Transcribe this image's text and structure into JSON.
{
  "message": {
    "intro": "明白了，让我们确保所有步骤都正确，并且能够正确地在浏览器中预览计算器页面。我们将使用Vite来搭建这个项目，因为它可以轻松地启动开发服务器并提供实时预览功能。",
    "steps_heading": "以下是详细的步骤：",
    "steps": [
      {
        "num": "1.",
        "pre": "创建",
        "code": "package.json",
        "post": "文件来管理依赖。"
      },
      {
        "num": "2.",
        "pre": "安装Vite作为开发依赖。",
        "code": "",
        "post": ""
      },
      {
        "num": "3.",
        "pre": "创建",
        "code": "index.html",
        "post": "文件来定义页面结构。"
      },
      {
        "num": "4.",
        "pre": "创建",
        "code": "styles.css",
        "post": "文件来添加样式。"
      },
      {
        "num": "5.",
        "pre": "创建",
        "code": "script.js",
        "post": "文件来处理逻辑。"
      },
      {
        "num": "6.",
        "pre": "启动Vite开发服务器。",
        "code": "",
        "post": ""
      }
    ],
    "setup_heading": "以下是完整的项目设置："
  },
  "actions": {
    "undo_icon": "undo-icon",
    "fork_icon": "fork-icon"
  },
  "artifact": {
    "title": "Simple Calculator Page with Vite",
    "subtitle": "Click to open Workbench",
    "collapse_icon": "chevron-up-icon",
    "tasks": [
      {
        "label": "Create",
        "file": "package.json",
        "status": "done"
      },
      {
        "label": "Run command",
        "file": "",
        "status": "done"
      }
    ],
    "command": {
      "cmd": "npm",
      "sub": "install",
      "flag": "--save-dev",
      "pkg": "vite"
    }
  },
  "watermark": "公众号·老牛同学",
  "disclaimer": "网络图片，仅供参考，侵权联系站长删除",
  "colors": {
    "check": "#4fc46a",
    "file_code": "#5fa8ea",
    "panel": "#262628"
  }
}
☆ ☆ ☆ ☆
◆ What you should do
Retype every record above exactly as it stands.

◆ Answer to this problem
Transcribe this image's text and structure into JSON.
{
  "message": {
    "intro": "明白了，让我们确保所有步骤都正确，并且能够正确地在浏览器中预览计算器页面。我们将使用Vite来搭建这个项目，因为它可以轻松地启动开发服务器并提供实时预览功能。",
    "steps_heading": "以下是详细的步骤：",
    "steps": [
      {
        "num": "1.",
        "pre": "创建",
        "code": "package.json",
        "post": "文件来管理依赖。"
      },
      {
        "num": "2.",
        "pre": "安装Vite作为开发依赖。",
        "code": "",
        "post": ""
      },
      {
        "num": "3.",
        "pre": "创建",
        "code": "index.html",
        "post": "文件来定义页面结构。"
      },
      {
        "num": "4.",
        "pre": "创建",
        "code": "styles.css",
        "post": "文件来添加样式。"
      },
      {
        "num": "5.",
        "pre": "创建",
        "code": "script.js",
        "post": "文件来处理逻辑。"
      },
      {
        "num": "6.",
        "pre": "启动Vite开发服务器。",
        "code": "",
        "post": ""
      }
    ],
    "setup_heading": "以下是完整的项目设置："
  },
  "actions": {
    "undo_icon": "undo-icon",
    "fork_icon": "fork-icon"
  },
  "artifact": {
    "title": "Simple Calculator Page with Vite",
    "subtitle": "Click to open Workbench",
    "collapse_icon": "chevron-up-icon",
    "tasks": [
      {
        "label": "Create",
        "file": "package.json",
        "status": "done"
      },
      {
        "label": "Run command",
        "file": "",
        "status": "done"
      }
    ],
    "command": {
      "cmd": "npm",
      "sub": "install",
      "flag": "--save-dev",
      "pkg": "vite"
    }
  },
  "watermark": "公众号·老牛同学",
  "disclaimer": "网络图片，仅供参考，侵权联系站长删除",
  "colors": {
    "check": "#4fc46a",
    "file_code": "#5fa8ea",
    "panel": "#262628"
  }
}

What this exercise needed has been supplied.